Expensive: Replace your windows to improve energy conservation in your home. New windows can improve insulation and lessen heat transfer, as well as keep out summer heat. And, Energy Star-qualified windows can save the typical household $125-$450 per year in energy costs over single-pane windows and $25-$110 per year over double-pane clear-glass windows, according to the EPA.
Inexpensive: Reduce your appliance load. If you generate heat inside in the warm summer months, it will be harder to keep your house cool. Cook outside if you can, and run appliances such as the washer, dryer, and dishwasher first thing in the morning or last thing in the evening.
Expensive: Replace inefficient appliances. The Energy Star program identifies eco-friendly items on everything from lighting to stoves. Just swapping one utility-hogging piece can save big: An Energy Star-certified fridge, for example, must use at least 15 percent less energy than a noncertified model.
Heating and Cooling
Inexpensive: Turn your thermostat up in the summer and down in the winter, and use fans strategically. During summertime, keep your air conditioning set at 78 degrees F. In wintertime, turn it to 68 degrees F (and lower when you're sleeping or at work). Translation: A thermostat that's turned down 10 degrees for eight hours equals savings of 5-15 percent a year on a heating bill. Ceiling fans can be used to blow air down during summertime and draw it up in winter. Box fans will help move air across rooms.
More expensive: Install a programmable thermostat. Proper use of a newer thermostat will trim energy costs by about $100 a year. Also, schedule annual maintenance on your heating and cooling system, and replace the air filter as needed.
Inexpensive: Stop small air leaks around your house. 1. Doors: Do they close tightly? If not, hinges might be loose or the weather stripping might need to be replaced. 2. Foundation: Are there cracks? Try a foam sealant to fill them. 3. Water pipes: Insulation tape or perforated plastic foam around pipes in unheated spaces will keep them from freezing and save energy. 4. Chimney: Have it inspected to ensure that the flue seal is good.
Expensive: Make sure that spots such as the attic are insulated between joints. If you are working on a project on the exterior of your home, think about a house wrap or updated insulation to better manage interior temperatures.
Inexpensive: Track your rainfall, and supplement by watering early in the morning or late at night.
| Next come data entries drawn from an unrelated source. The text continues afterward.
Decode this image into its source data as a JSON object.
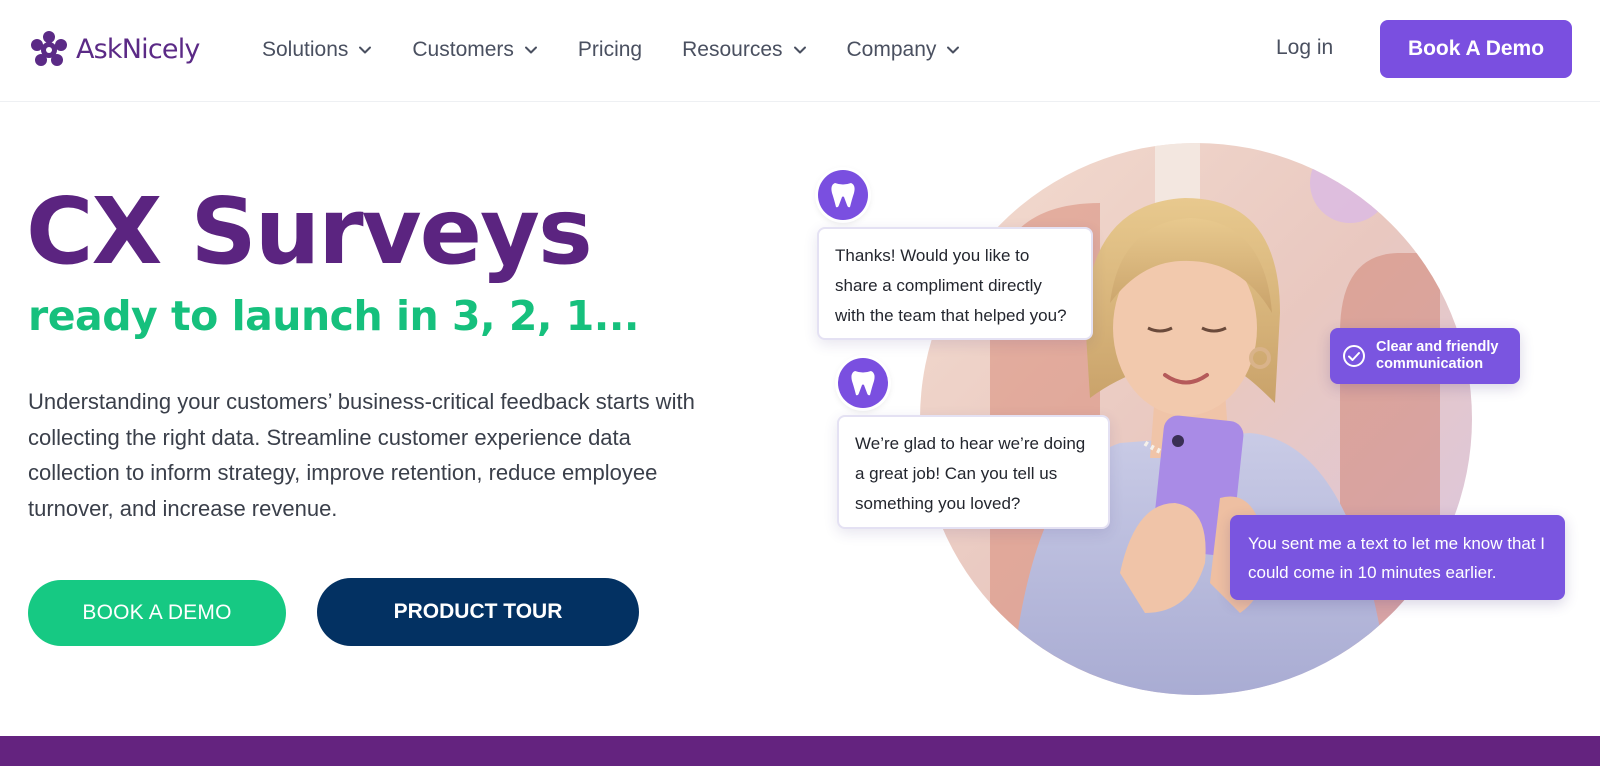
{
  "header": {
    "brand": "AskNicely",
    "nav": [
      {
        "label": "Solutions",
        "has_dropdown": true
      },
      {
        "label": "Customers",
        "has_dropdown": true
      },
      {
        "label": "Pricing",
        "has_dropdown": false
      },
      {
        "label": "Resources",
        "has_dropdown": true
      },
      {
        "label": "Company",
        "has_dropdown": true
      }
    ],
    "login_label": "Log in",
    "demo_label": "Book A Demo"
  },
  "hero": {
    "title": "CX Surveys",
    "subtitle": "ready to launch in 3, 2, 1...",
    "description": "Understanding your customers’ business-critical feedback starts with collecting the right data. Streamline customer experience data collection to inform strategy, improve retention, reduce employee turnover, and increase revenue.",
    "primary_cta": "BOOK A DEMO",
    "secondary_cta": "PRODUCT TOUR"
  },
  "illustration": {
    "bubble_1": "Thanks! Would you like to share a compliment directly with the team that helped you?",
    "bubble_2": "We’re glad to hear we’re doing a great job! Can you tell us something you loved?",
    "chip": "Clear and friendly communication",
    "reply": "You sent me a text to let me know that I could come in 10 minutes earlier.",
    "icons": [
      "tooth-icon",
      "tooth-icon",
      "check-circle-icon"
    ]
  },
  "colors": {
    "brand_purple": "#5b2480",
    "accent_purple": "#7a4fe0",
    "green": "#16c983",
    "navy": "#033162",
    "band": "#64237f"
  }
}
Watering your plants during the day leads to quick moisture evaporation, depriving your plants of needed irrigation and boosting your water bill.
Expensive: Plant trees and install an automated sprinkler system. Mature trees on the south and west sides of your house can help to block the sun's most intense rays from reaching inside your home. And, an automated watering system can help to better time your water usage.
To go all out in conserving energy in your home, try geothermal. These systems bury pipes filled with liquid; during warmer months the system pulls the warm air out of your house and in winter it goes in reverse. According to the U.S. Environmental Protection Agency, geothermal systems save homeowners 20-50 percent in cooling costs and 30-70 percent in heating costs compared with conventional systems.